Stevie Wonder flexes his Clavinet chops as he hits the stage with Gary Clark Jr to perform What About The Children

Stevie Wonder is admirably keen to keep up with the latest developments in music technology - he never seems to miss a NAMM Show, yet we always miss him - but there’s still nothing quite like watching him playing the Clavinet, one of the vintage keyboard instruments he’s most synonymous with (think Superstition and Higher Ground).

Which brings us to a new performance that he’s given on Jimmy Kimmel Live in the company of blues guitar virtuoso Gary Clark Jr. The pair duetted on What About The Children, a track from Clark Jr’s recent album, JPEG RAW, that harks back to Wonder’s golden early-’70s recordings.

Speaking to Forbes about the genesis of the song, Clark Jr said: “Stevie reached out to me in a time where there was a lot of death and violence by police and/or angry citizens for whatever reason. So, I made a video where I was just kind of frustrated and like, ‘What the hell's going on?’”

Continuing the story, Clark Jr recalls: “He called me and said, ‘I got a song for you. We gotta do a song.’ And I said, ‘Whatever the hell you want to do, man.’ So, he sends me this demo, and it's just audio from his phone, and he's playing this little harmonium. He goes, ‘What about the children... ‘ and he mumbles through most of this thing. He's like, ‘What do you think?’ And I go, ‘Well, it's great.’ He goes, ‘Well, think you could write something? Get some words to it.’ I said, ‘I'll get right back to you.’”

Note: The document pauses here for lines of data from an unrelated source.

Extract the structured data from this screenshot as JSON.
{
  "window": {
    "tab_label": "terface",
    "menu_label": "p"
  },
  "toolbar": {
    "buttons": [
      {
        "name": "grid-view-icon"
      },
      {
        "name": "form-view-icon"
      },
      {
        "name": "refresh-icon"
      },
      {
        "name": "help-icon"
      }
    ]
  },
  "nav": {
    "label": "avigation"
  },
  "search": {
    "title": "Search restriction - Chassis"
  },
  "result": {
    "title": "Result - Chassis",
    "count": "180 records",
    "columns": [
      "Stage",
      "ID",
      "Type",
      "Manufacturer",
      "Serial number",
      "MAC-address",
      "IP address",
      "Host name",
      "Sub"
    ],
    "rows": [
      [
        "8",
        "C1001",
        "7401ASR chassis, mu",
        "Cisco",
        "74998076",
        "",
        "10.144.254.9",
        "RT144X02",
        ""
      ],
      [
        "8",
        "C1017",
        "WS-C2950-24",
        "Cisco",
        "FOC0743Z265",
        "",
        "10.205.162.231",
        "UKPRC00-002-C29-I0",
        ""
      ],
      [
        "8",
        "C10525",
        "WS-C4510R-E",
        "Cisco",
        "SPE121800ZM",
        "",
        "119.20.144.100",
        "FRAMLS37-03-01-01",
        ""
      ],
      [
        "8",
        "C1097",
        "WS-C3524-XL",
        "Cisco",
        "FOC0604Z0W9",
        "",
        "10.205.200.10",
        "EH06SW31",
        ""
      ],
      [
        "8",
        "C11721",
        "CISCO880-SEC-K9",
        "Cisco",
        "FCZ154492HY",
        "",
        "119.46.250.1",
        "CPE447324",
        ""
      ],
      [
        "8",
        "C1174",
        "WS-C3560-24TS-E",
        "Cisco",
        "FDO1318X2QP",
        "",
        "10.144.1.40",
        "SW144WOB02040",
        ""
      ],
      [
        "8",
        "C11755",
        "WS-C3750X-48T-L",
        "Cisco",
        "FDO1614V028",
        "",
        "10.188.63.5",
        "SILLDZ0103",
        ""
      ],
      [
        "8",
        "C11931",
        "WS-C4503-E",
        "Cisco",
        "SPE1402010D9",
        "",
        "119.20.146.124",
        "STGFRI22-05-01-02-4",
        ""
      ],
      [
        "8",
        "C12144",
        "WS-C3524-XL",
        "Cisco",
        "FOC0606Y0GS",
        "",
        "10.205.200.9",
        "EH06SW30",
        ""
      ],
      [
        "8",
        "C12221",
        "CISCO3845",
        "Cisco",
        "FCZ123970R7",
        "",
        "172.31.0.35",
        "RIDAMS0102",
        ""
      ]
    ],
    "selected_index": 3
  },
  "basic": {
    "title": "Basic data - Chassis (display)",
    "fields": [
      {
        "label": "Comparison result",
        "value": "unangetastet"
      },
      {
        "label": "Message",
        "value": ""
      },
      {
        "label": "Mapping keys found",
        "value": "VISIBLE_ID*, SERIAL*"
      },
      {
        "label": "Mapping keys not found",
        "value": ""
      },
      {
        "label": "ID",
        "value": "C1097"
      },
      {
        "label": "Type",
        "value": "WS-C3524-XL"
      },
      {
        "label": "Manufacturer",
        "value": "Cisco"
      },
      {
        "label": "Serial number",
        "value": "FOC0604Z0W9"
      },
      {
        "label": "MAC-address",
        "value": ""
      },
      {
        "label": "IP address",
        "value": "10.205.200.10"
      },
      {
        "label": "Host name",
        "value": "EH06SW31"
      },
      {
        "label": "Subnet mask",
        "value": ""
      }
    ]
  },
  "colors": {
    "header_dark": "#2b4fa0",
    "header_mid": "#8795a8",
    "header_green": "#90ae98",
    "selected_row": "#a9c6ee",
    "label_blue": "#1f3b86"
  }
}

Stevie Wonder and Gary Clark Jr

(Image credit: PG/Bauer-Griffin/GC Images/Getty Images)

Clark Jr then worked up a demo of the track and sent it to Stevie, who agreed to sing on it and invited Clark Jr out to his LA studio so that they could record together.

“We talk about the song and he's like, ‘What do you want me to do?’ It's like, ‘Well, what do you want to do?’” Clark Jr recalled to Forbes.

“He’s like, ‘I don't know, play the harmonica.’ He sits there and sings. He puts this part on it. The guy sings. He works for hours, doing this thing over again trying to get it right on. He plays harmonica on this thing, the coolest bluesy sounding harmonica.

“To top it all off, I had my three sisters come in and sing backup on this track. We used to dance around in the living room, singing to Stevie Wonder when we were kids. We have this moment where we're singing with Stevie Wonder and it's like, my dad's crying when he hears it. It was amazing.”

There’s certainly something of vintage Stevie in not only the track, but also the Kimmel Live performance, in which Wonder is in fine touch and voice. If there’s any more where that came from, we’d certainly like to hear it.

Ben Rogerson
Deputy Editor

I’m the Deputy Editor of MusicRadar, having worked on the site since its launch in 2007. I previously spent eight years working on our sister magazine, Computer Music. I’ve been playing the piano, gigging in bands and failing to finish tracks at home for more than 30 years, 24 of which I’ve also spent writing about music and the ever-changing technology used to make it.